▸ DATASET EXTRACT

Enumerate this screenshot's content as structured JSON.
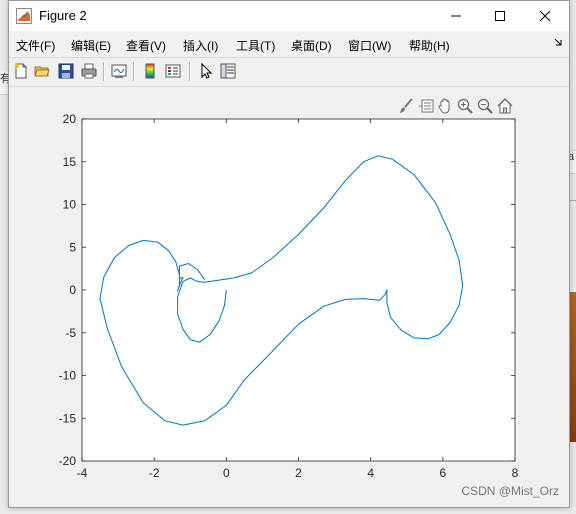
{
  "window": {
    "title": "Figure 2",
    "buttons": {
      "minimize": "—",
      "maximize": "☐",
      "close": "✕"
    }
  },
  "menu": {
    "items": [
      {
        "label": "文件(F)"
      },
      {
        "label": "编辑(E)"
      },
      {
        "label": "查看(V)"
      },
      {
        "label": "插入(I)"
      },
      {
        "label": "工具(T)"
      },
      {
        "label": "桌面(D)"
      },
      {
        "label": "窗口(W)"
      },
      {
        "label": "帮助(H)"
      }
    ],
    "overflow_icon": "menu-overflow-arrow"
  },
  "toolbar": {
    "icons": [
      "new-figure-icon",
      "open-file-icon",
      "save-icon",
      "print-icon",
      "link-icon",
      "colorbar-icon",
      "legend-icon",
      "pointer-icon",
      "property-editor-icon"
    ]
  },
  "axes_toolbar": {
    "icons": [
      "brush-icon",
      "data-tips-icon",
      "pan-icon",
      "zoom-in-icon",
      "zoom-out-icon",
      "home-icon"
    ]
  },
  "chart_data": {
    "type": "line",
    "title": "",
    "xlabel": "",
    "ylabel": "",
    "xlim": [
      -4,
      8
    ],
    "ylim": [
      -20,
      20
    ],
    "xticks": [
      -4,
      -2,
      0,
      2,
      4,
      6,
      8
    ],
    "yticks": [
      -20,
      -15,
      -10,
      -5,
      0,
      5,
      10,
      15,
      20
    ],
    "grid": false,
    "line_color": "#0072bd",
    "series": [
      {
        "name": "",
        "points": [
          [
            0.0,
            0.0
          ],
          [
            -0.05,
            -1.8
          ],
          [
            -0.2,
            -3.6
          ],
          [
            -0.45,
            -5.2
          ],
          [
            -0.75,
            -6.1
          ],
          [
            -1.0,
            -5.8
          ],
          [
            -1.2,
            -4.6
          ],
          [
            -1.35,
            -2.8
          ],
          [
            -1.35,
            -0.8
          ],
          [
            -1.2,
            1.0
          ],
          [
            -1.0,
            1.4
          ],
          [
            -0.8,
            1.0
          ],
          [
            -0.6,
            0.9
          ],
          [
            -0.3,
            1.1
          ],
          [
            0.2,
            1.4
          ],
          [
            0.7,
            2.0
          ],
          [
            1.3,
            3.8
          ],
          [
            2.0,
            6.5
          ],
          [
            2.7,
            9.6
          ],
          [
            3.3,
            12.8
          ],
          [
            3.8,
            15.0
          ],
          [
            4.2,
            15.7
          ],
          [
            4.6,
            15.3
          ],
          [
            5.2,
            13.5
          ],
          [
            5.8,
            10.2
          ],
          [
            6.2,
            6.5
          ],
          [
            6.45,
            3.5
          ],
          [
            6.55,
            0.5
          ],
          [
            6.45,
            -1.8
          ],
          [
            6.2,
            -3.8
          ],
          [
            5.9,
            -5.2
          ],
          [
            5.6,
            -5.7
          ],
          [
            5.2,
            -5.6
          ],
          [
            4.85,
            -4.7
          ],
          [
            4.55,
            -3.2
          ],
          [
            4.45,
            -1.5
          ],
          [
            4.45,
            0.0
          ],
          [
            4.4,
            -0.5
          ],
          [
            4.25,
            -1.2
          ],
          [
            3.8,
            -1.0
          ],
          [
            3.3,
            -1.1
          ],
          [
            2.7,
            -1.9
          ],
          [
            2.0,
            -4.0
          ],
          [
            1.2,
            -7.5
          ],
          [
            0.5,
            -10.5
          ],
          [
            0.0,
            -13.5
          ],
          [
            -0.6,
            -15.3
          ],
          [
            -1.2,
            -15.8
          ],
          [
            -1.7,
            -15.3
          ],
          [
            -2.3,
            -13.2
          ],
          [
            -2.9,
            -9.0
          ],
          [
            -3.3,
            -4.5
          ],
          [
            -3.5,
            -1.0
          ],
          [
            -3.4,
            1.5
          ],
          [
            -3.1,
            3.8
          ],
          [
            -2.7,
            5.2
          ],
          [
            -2.3,
            5.8
          ],
          [
            -1.9,
            5.6
          ],
          [
            -1.6,
            4.6
          ],
          [
            -1.4,
            3.3
          ],
          [
            -1.3,
            1.8
          ],
          [
            -1.3,
            0.6
          ],
          [
            -1.35,
            -0.1
          ],
          [
            -1.3,
            0.5
          ],
          [
            -1.2,
            1.5
          ],
          [
            -1.3,
            1.3
          ],
          [
            -1.3,
            2.8
          ],
          [
            -1.05,
            3.1
          ],
          [
            -0.8,
            2.4
          ],
          [
            -0.6,
            1.2
          ]
        ]
      }
    ]
  },
  "watermark": "CSDN @Mist_Orz"
}
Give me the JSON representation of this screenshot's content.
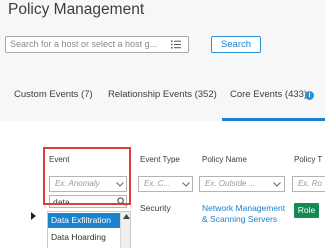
{
  "app": {
    "title": "Policy Management"
  },
  "search": {
    "placeholder": "Search for a host or select a host g...",
    "button_label": "Search"
  },
  "tabs": [
    {
      "label": "Custom Events (7)"
    },
    {
      "label": "Relationship Events (352)"
    },
    {
      "label": "Core Events (433)",
      "active": true
    }
  ],
  "tab_info_icon": "i",
  "table": {
    "columns": [
      {
        "header": "Event",
        "filter_placeholder": "Ex. Anomaly"
      },
      {
        "header": "Event Type",
        "filter_placeholder": "Ex. C..."
      },
      {
        "header": "Policy Name",
        "filter_placeholder": "Ex. Outside ..."
      },
      {
        "header": "Policy T",
        "filter_placeholder": "Ex. Ro"
      }
    ],
    "event_search_value": "data",
    "dropdown_options": [
      "Data Exfiltration",
      "Data Hoarding"
    ],
    "row": {
      "event_type": "Security",
      "policy_name_line1": "Network Management",
      "policy_name_line2": "& Scanning Servers",
      "policy_type": "Role"
    }
  },
  "colors": {
    "accent": "#1b82cc",
    "highlight": "#e23b3b",
    "role_badge": "#178a52"
  }
}
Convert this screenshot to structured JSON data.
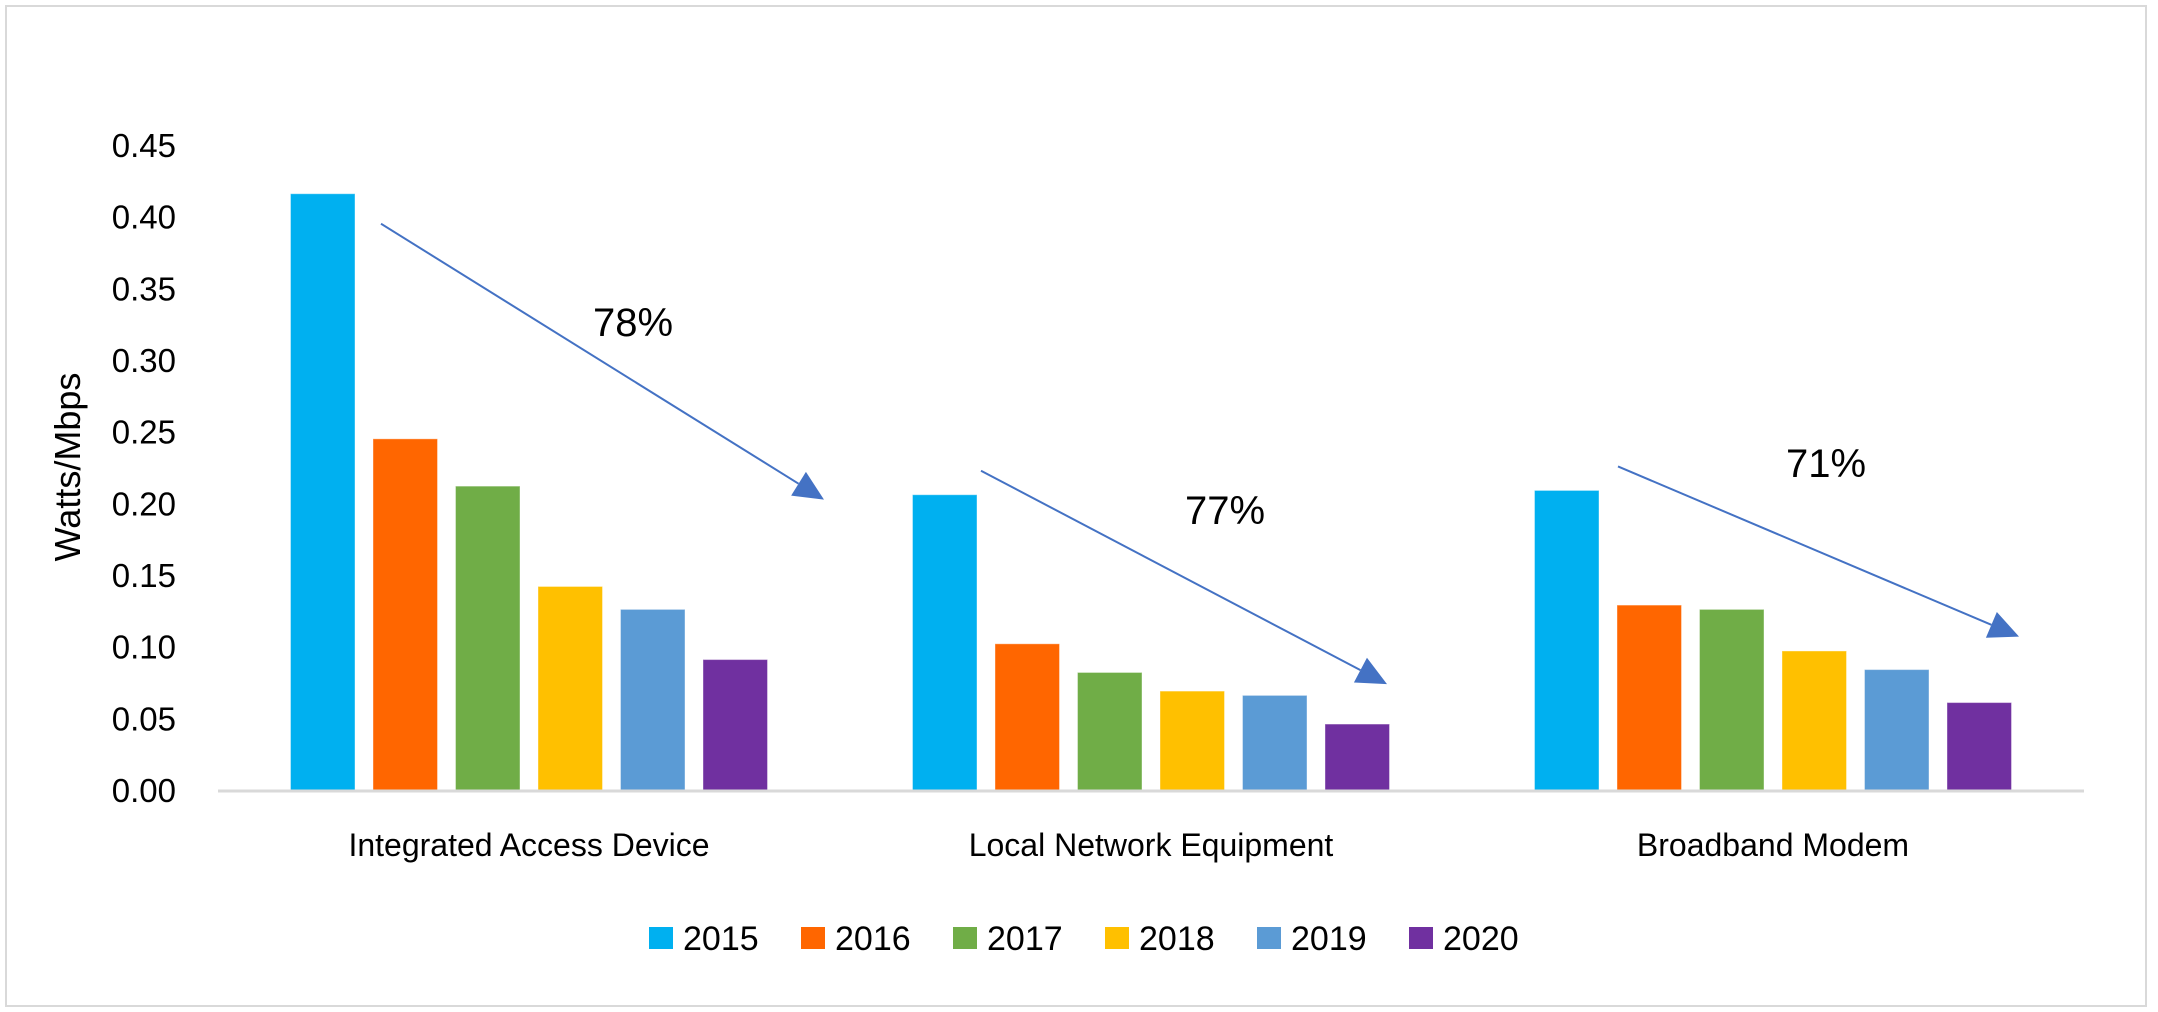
{
  "chart_data": {
    "type": "bar",
    "title": "",
    "xlabel": "",
    "ylabel": "Watts/Mbps",
    "ylim": [
      0,
      0.45
    ],
    "yticks": [
      0.0,
      0.05,
      0.1,
      0.15,
      0.2,
      0.25,
      0.3,
      0.35,
      0.4,
      0.45
    ],
    "ytick_labels": [
      "0.00",
      "0.05",
      "0.10",
      "0.15",
      "0.20",
      "0.25",
      "0.30",
      "0.35",
      "0.40",
      "0.45"
    ],
    "grid": false,
    "legend_position": "bottom",
    "categories": [
      "Integrated Access Device",
      "Local Network Equipment",
      "Broadband Modem"
    ],
    "series": [
      {
        "name": "2015",
        "color": "#00b0f0",
        "values": [
          0.416,
          0.206,
          0.209
        ]
      },
      {
        "name": "2016",
        "color": "#ff6600",
        "values": [
          0.245,
          0.102,
          0.129
        ]
      },
      {
        "name": "2017",
        "color": "#70ad47",
        "values": [
          0.212,
          0.082,
          0.126
        ]
      },
      {
        "name": "2018",
        "color": "#ffc000",
        "values": [
          0.142,
          0.069,
          0.097
        ]
      },
      {
        "name": "2019",
        "color": "#5b9bd5",
        "values": [
          0.126,
          0.066,
          0.084
        ]
      },
      {
        "name": "2020",
        "color": "#7030a0",
        "values": [
          0.091,
          0.046,
          0.061
        ]
      }
    ],
    "annotations": [
      {
        "category": "Integrated Access Device",
        "text": "78%",
        "type": "decline-arrow"
      },
      {
        "category": "Local Network Equipment",
        "text": "77%",
        "type": "decline-arrow"
      },
      {
        "category": "Broadband Modem",
        "text": "71%",
        "type": "decline-arrow"
      }
    ],
    "annotation_color": "#4472c4",
    "axis_color": "#d9d9d9"
  }
}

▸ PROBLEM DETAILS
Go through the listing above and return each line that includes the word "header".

▸ RESULT
        "header": "Event",
        "header": "Event Type",
        "header": "Policy Name",
        "header": "Policy T",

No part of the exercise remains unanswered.